First, consider what you're trying to determine. Here are some suggestions:
- Is the player comfortable with the game, DM, and other players, enough to enjoy playing?
- Is the player comfortable with the basic rules?
- Is the player comfortable with the character's backstory?
- Is the player comfortable with the character's specific abilities?
- What notable events in the character's backstory inform their Ideals, Bonds, and Flaws?
- What is the character's place in the world?
- What is the character's place in the plot?
- What parts of the world don't the party usually see?
Fortunately, there's a great way to determine all of the above.
I suggest running a session that focuses on two or three formative events from this character's past.
It should be clear to everyone that nothing is being set in stone until the end of the session. What half-orc wizard? Of course her character has been a halfling barbarian the whole time. No idea who you're talking about. You can even start with blanks on her character sheet and fill them in as you go (particularly for Ideals, Bonds, and Flaws).
I wouldn't necessarily state it outright, but this is also a good way to trial run the game for her. If it turns out she doesn't like it, you can always declare the session null and void. No harm, no foul.

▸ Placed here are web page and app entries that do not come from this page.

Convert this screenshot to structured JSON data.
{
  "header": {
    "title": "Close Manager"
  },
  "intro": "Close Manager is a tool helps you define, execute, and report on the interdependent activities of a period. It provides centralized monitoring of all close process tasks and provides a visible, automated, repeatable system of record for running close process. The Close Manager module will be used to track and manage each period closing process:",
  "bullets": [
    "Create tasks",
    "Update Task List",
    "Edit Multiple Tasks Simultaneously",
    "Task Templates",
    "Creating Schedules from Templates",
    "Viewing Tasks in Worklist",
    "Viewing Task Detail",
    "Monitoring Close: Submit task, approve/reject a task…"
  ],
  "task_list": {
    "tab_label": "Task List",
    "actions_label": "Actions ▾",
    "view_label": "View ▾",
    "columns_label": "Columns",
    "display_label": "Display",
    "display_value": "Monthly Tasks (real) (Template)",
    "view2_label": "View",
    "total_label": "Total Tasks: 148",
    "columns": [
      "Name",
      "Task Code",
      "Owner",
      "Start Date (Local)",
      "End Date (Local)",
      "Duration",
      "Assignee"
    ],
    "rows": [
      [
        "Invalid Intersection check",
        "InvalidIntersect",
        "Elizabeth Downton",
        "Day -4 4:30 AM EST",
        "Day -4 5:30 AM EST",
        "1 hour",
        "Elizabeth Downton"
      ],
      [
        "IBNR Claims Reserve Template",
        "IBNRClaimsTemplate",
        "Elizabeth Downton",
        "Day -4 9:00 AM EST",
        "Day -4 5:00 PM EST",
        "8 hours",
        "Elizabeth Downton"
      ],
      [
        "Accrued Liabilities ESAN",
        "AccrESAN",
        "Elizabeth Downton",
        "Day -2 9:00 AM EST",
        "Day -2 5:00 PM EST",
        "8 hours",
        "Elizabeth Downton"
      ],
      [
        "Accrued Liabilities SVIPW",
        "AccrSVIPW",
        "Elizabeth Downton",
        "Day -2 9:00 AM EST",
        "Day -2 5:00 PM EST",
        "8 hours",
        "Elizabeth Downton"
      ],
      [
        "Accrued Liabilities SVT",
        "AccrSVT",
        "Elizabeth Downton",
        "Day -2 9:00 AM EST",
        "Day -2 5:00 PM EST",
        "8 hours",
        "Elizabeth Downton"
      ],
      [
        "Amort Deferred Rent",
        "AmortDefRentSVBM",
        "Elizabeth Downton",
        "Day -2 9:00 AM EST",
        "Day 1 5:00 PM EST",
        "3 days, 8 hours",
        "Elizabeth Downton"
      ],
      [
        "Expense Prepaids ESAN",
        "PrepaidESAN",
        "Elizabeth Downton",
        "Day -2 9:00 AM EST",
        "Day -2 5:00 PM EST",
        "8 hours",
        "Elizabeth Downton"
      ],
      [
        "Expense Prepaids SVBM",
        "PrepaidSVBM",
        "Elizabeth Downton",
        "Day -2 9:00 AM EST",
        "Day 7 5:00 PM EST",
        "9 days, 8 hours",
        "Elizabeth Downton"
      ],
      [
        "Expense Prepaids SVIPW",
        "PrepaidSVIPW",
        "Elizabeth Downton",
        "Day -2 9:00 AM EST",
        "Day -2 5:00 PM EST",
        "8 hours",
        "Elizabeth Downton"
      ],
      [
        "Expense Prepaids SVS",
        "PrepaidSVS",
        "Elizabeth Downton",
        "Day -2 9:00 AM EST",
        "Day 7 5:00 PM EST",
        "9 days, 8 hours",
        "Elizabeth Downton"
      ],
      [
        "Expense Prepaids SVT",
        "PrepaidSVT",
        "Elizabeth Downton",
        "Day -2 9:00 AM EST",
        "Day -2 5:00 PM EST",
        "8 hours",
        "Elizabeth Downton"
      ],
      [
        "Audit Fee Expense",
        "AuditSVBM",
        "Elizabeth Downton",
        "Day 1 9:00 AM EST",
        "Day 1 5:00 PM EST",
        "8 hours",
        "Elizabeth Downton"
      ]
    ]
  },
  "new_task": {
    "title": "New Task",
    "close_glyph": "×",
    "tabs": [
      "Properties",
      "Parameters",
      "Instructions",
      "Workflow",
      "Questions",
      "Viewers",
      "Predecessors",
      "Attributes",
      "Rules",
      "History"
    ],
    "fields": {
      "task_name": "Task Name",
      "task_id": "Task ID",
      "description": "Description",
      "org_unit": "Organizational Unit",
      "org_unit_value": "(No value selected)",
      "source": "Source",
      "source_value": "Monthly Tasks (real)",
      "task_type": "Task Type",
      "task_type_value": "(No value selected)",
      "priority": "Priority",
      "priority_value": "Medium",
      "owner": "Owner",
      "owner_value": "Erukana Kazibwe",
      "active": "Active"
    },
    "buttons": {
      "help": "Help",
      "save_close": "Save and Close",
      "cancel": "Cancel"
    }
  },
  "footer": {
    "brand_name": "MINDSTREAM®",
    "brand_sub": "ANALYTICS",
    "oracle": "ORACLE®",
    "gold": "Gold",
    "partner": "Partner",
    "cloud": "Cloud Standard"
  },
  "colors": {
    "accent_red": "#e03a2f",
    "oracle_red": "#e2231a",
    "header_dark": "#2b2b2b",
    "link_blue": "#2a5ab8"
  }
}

The people attending can (should!) be the whole party. There is no point in keeping secrets from them, though there may be a point to keeping secrets from their characters. This can also be a nice break for your normal weekly game (but get buy in from those players first!). If your player isn't comfortable with having everyone there, consider just one or two other players. I'd advise against one on one, because it can be very intimidating to new players to have the GM looking expectantly at you every few minutes while you draw a blank.
The other players, if any, can have some fun here as well. Let them try out one-off characters, whether as PCs or NPCs. This can be great fodder for bringing in new characters to your main story line. Note that their characters don't even need to be in any kind of party or relationship with the main character. A chance encounter of the same-place-at-the-same-time variety is enough. Maybe they're on the same side in a bar brawl, or got matched against each other in a tournament of some kind.
The goal is to answer as many of the opening questions as possible. The tool to do that is to run a session. To ease the player into things, try running a combat and a non-combat encounter at each of levels one, three, and five or six. The idea is to give her the one to N leveling experience in a condensed form. This is helped by the fact that it's her flashback session, so she should get half or more of the group's focus, as opposed to the 1/5 she can expect in a normal five player session.
You can skip level one if you think the player is comfortable enough with the bare basics. Level three is recommended because that's when most classes get their iconic and differentiating archetypes. Full casting classes also get second level spells, which is a good introduction to their resource management. Level five gets martial types an extra attack and casters third level spells. If the chosen class has a cool and exciting ability at level six, just go with it. That one level shouldn't make a big difference in combat or anything, and if it helps her get a feel for the class, then why not?
After each level, ask a quick question or two on how she's feeling about everything. If a the character made a big decision, or better yet had a strong instinctive reaction, take a look at the Ideals, Bonds, and Flaws. Remember, nothing in the character is set in stone yet, and it's totally fine to take a half hour or so to roll up a new character.
When you're done with the session, you can level up the character to be in line with the rest of the party. I'd suggest the lowest, but at your discretion you can put her at the average instead.
As mentioned above, this is a great way to answer a variety of questions about the character, like where that trinket or magic item came from, how they got a scar, or why they hate corn. It can also answer things like why they have a vendetta against Vile MacEvil-Visage or one of his henchmen.
Your job as DM is to have a good idea of how those encounters will work together to bring the character into an alliance with the party. Don't just have a generic goblin encounter here when the party is fighting a lich in the future.